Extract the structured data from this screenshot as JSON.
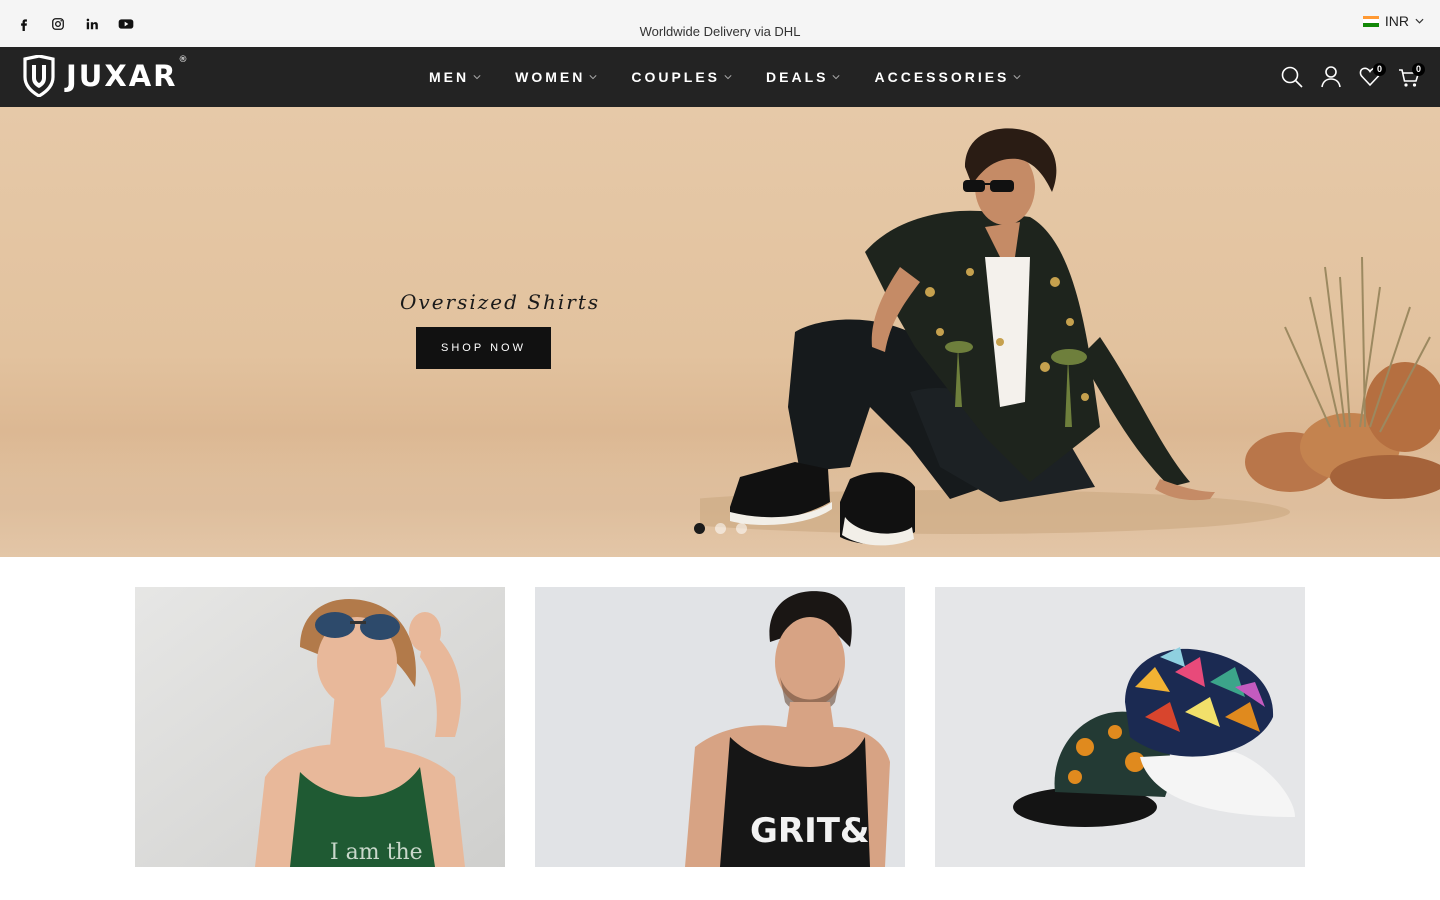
{
  "topbar": {
    "social": [
      {
        "name": "facebook-icon"
      },
      {
        "name": "instagram-icon"
      },
      {
        "name": "linkedin-icon"
      },
      {
        "name": "youtube-icon"
      }
    ],
    "announcement": "Worldwide Delivery via DHL",
    "currency": "INR"
  },
  "header": {
    "logo_text": "JUXAR",
    "logo_reg": "®",
    "nav": [
      {
        "label": "MEN"
      },
      {
        "label": "WOMEN"
      },
      {
        "label": "COUPLES"
      },
      {
        "label": "DEALS"
      },
      {
        "label": "ACCESSORIES"
      }
    ],
    "wishlist_count": "0",
    "cart_count": "0"
  },
  "hero": {
    "title": "Oversized Shirts",
    "button": "SHOP NOW",
    "slides_total": 3,
    "active_slide": 1
  },
  "colors": {
    "header_bg": "#232323",
    "topbar_bg": "#f5f5f5",
    "hero_bg": "#e2c29e",
    "button_bg": "#111111"
  }
}
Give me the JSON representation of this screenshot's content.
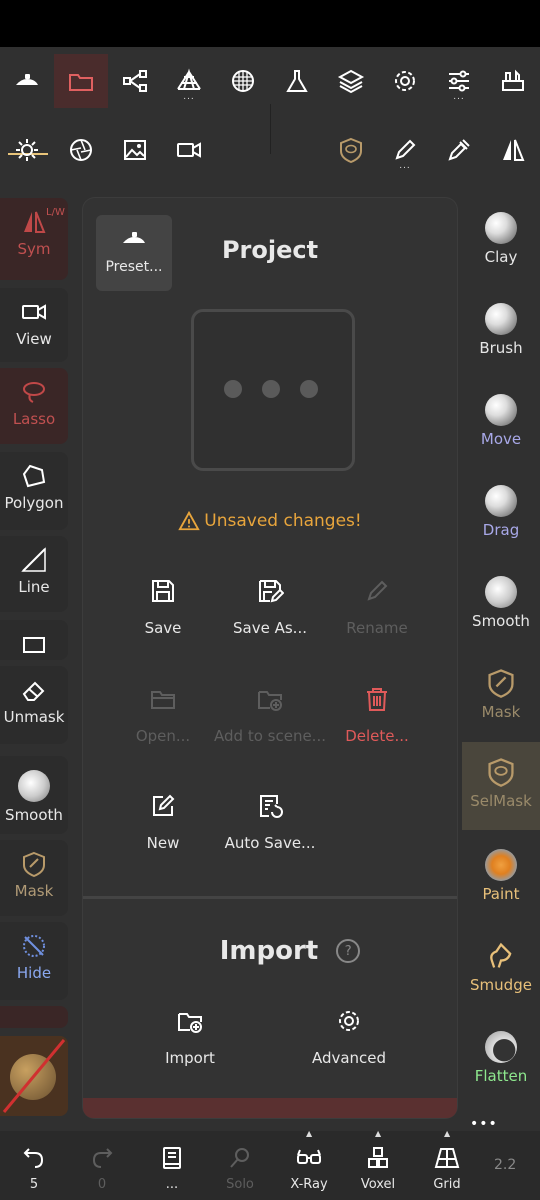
{
  "top_toolbar": {
    "items": [
      {
        "icon": "sculpt-icon"
      },
      {
        "icon": "folder-icon"
      },
      {
        "icon": "scene-graph-icon"
      },
      {
        "icon": "topology-icon",
        "more": "..."
      },
      {
        "icon": "mesh-sphere-icon"
      },
      {
        "icon": "flask-icon"
      },
      {
        "icon": "layers-icon"
      },
      {
        "icon": "settings-icon"
      },
      {
        "icon": "sliders-icon",
        "more": "..."
      },
      {
        "icon": "toolbox-icon"
      }
    ],
    "row2": [
      {
        "icon": "light-icon"
      },
      {
        "icon": "shader-icon"
      },
      {
        "icon": "image-icon"
      },
      {
        "icon": "camera-icon"
      },
      {
        "icon": "selmask-tool-icon"
      },
      {
        "icon": "pen-icon",
        "more": "..."
      },
      {
        "icon": "picker-icon"
      },
      {
        "icon": "symmetry-icon"
      }
    ]
  },
  "left_tools": {
    "sym": {
      "label": "Sym",
      "badge": "L/W"
    },
    "view": {
      "label": "View"
    },
    "lasso": {
      "label": "Lasso"
    },
    "polygon": {
      "label": "Polygon"
    },
    "line": {
      "label": "Line"
    },
    "unmask": {
      "label": "Unmask"
    },
    "smooth": {
      "label": "Smooth"
    },
    "mask": {
      "label": "Mask"
    },
    "hide": {
      "label": "Hide"
    }
  },
  "right_tools": [
    {
      "label": "Clay",
      "color": "#e6e6e6"
    },
    {
      "label": "Brush",
      "color": "#e6e6e6"
    },
    {
      "label": "Move",
      "color": "#a8a8e8"
    },
    {
      "label": "Drag",
      "color": "#a8a8e8"
    },
    {
      "label": "Smooth",
      "color": "#e6e6e6"
    },
    {
      "label": "Mask",
      "color": "#9a8a6a"
    },
    {
      "label": "SelMask",
      "color": "#9a8a6a"
    },
    {
      "label": "Paint",
      "color": "#e8c07a"
    },
    {
      "label": "Smudge",
      "color": "#e8c07a"
    },
    {
      "label": "Flatten",
      "color": "#8ee88e"
    }
  ],
  "panel": {
    "preset_label": "Preset...",
    "title": "Project",
    "warning": "Unsaved changes!",
    "actions": {
      "save": "Save",
      "save_as": "Save As...",
      "rename": "Rename",
      "open": "Open...",
      "add_to_scene": "Add to scene...",
      "delete": "Delete...",
      "new": "New",
      "auto_save": "Auto Save..."
    },
    "import_title": "Import",
    "import_help": "?",
    "import_actions": {
      "import": "Import",
      "advanced": "Advanced"
    }
  },
  "bottom_bar": {
    "undo_count": "5",
    "redo_count": "0",
    "more": "...",
    "solo": "Solo",
    "xray": "X-Ray",
    "voxel": "Voxel",
    "grid": "Grid",
    "version": "2.2",
    "more_dots": "•••"
  },
  "colors": {
    "accent": "#e8c47a",
    "warning": "#e8a53c",
    "danger": "#e05a5a",
    "active_red": "#d9534f"
  }
}
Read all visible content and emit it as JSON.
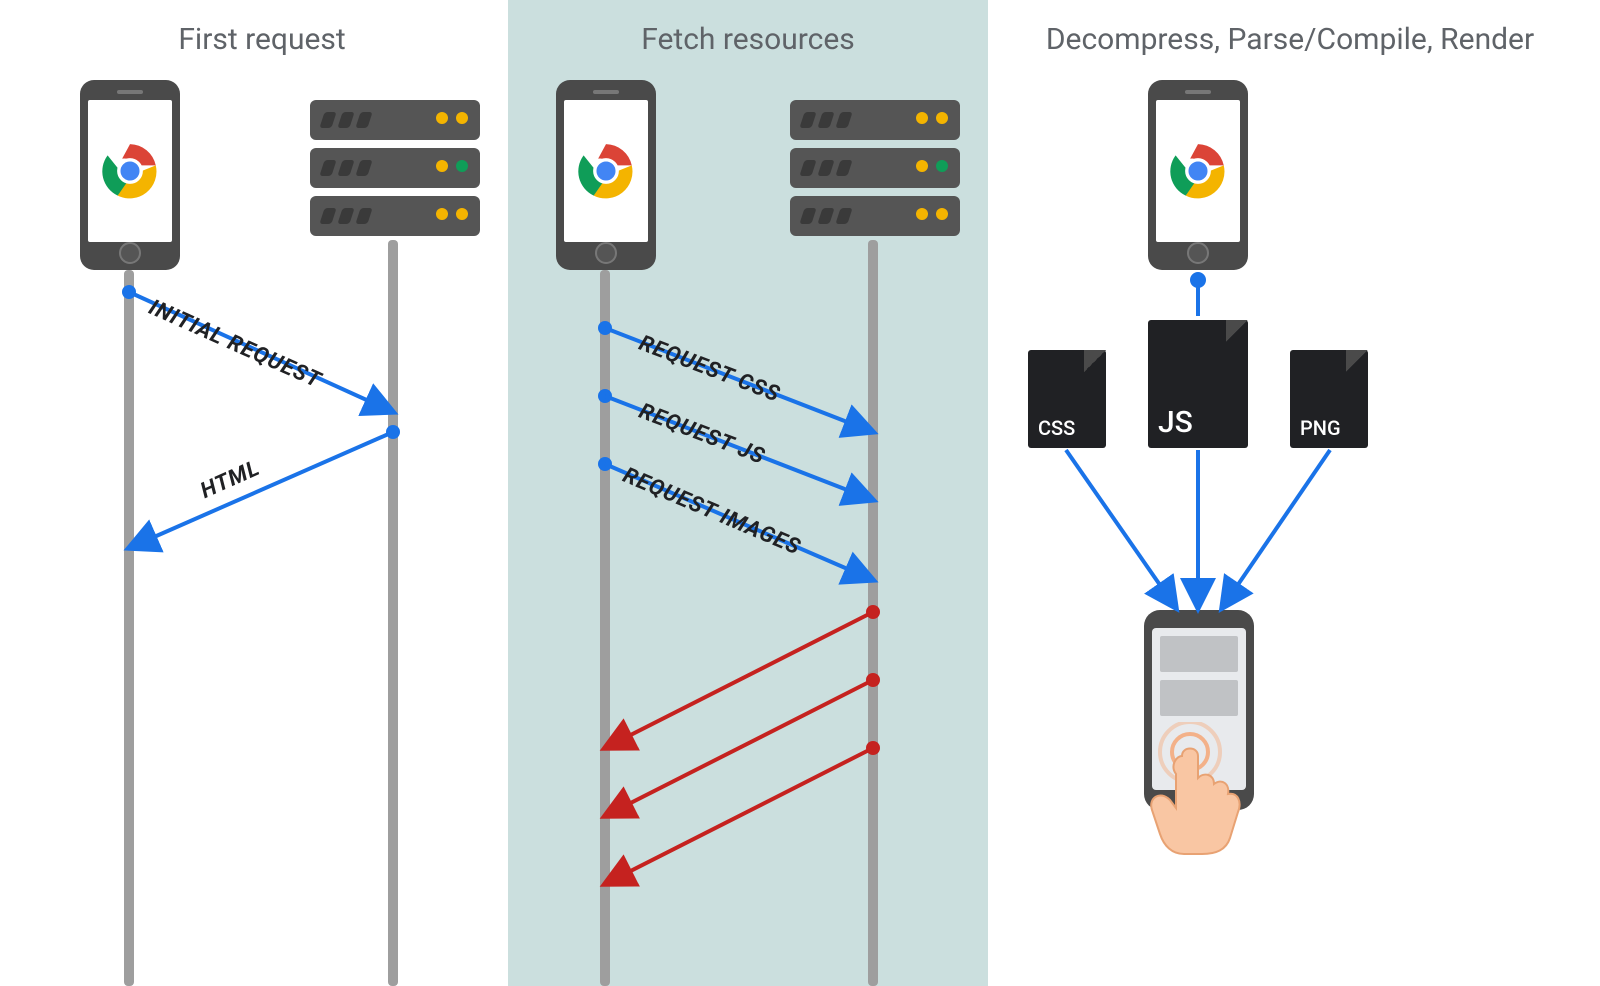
{
  "panels": {
    "first_request": {
      "title": "First request"
    },
    "fetch_resources": {
      "title": "Fetch resources"
    },
    "render": {
      "title": "Decompress, Parse/Compile, Render"
    }
  },
  "arrow_labels": {
    "initial_request": "INITIAL REQUEST",
    "html": "HTML",
    "request_css": "REQUEST CSS",
    "request_js": "REQUEST JS",
    "request_images": "REQUEST IMAGES"
  },
  "files": {
    "css": "CSS",
    "js": "JS",
    "png": "PNG"
  },
  "colors": {
    "blue": "#1a73e8",
    "red": "#c5221f",
    "panel_bg": "#cbdfde",
    "grey_text": "#5f6368",
    "file_bg": "#202124"
  }
}
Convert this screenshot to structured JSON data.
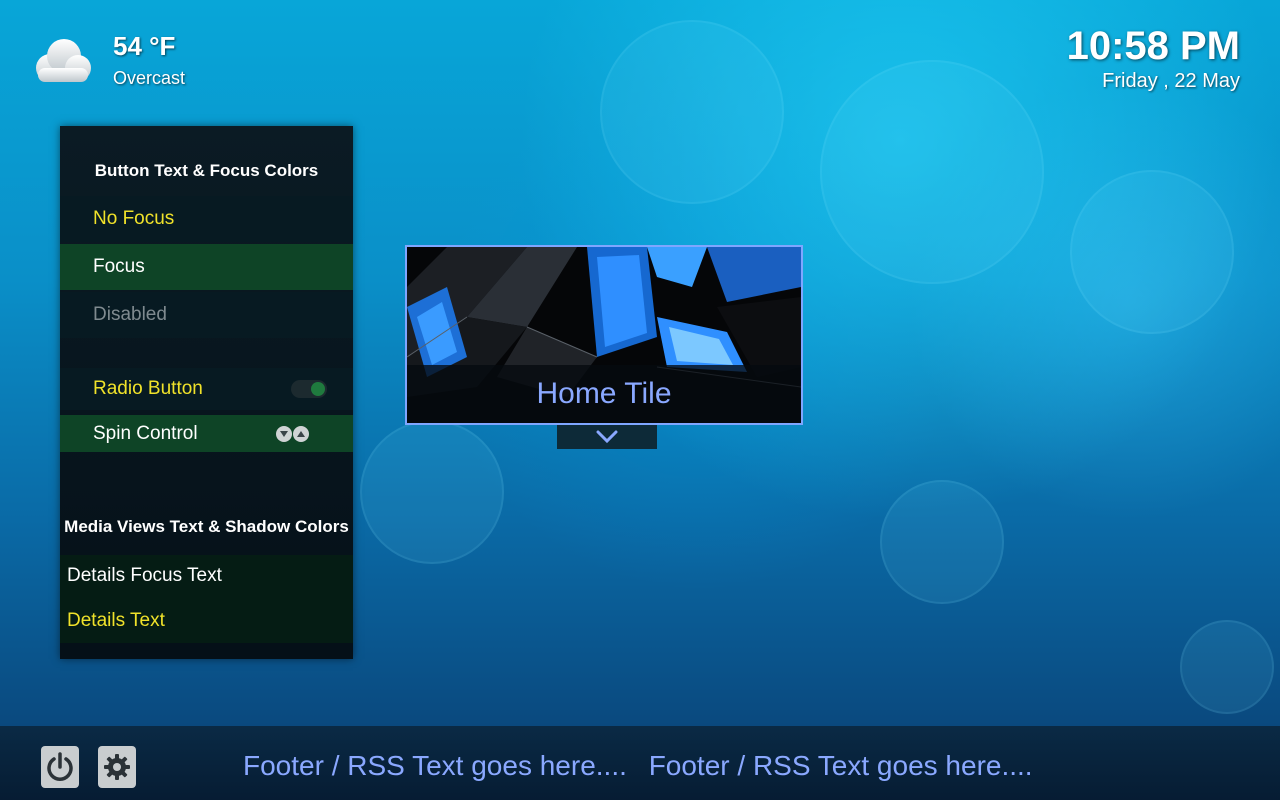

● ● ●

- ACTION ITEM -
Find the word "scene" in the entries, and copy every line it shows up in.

- SOLUTION FOR THIS TASK -
        "icon": "scene-graph-icon"
      "add_to_scene": "Add to scene...",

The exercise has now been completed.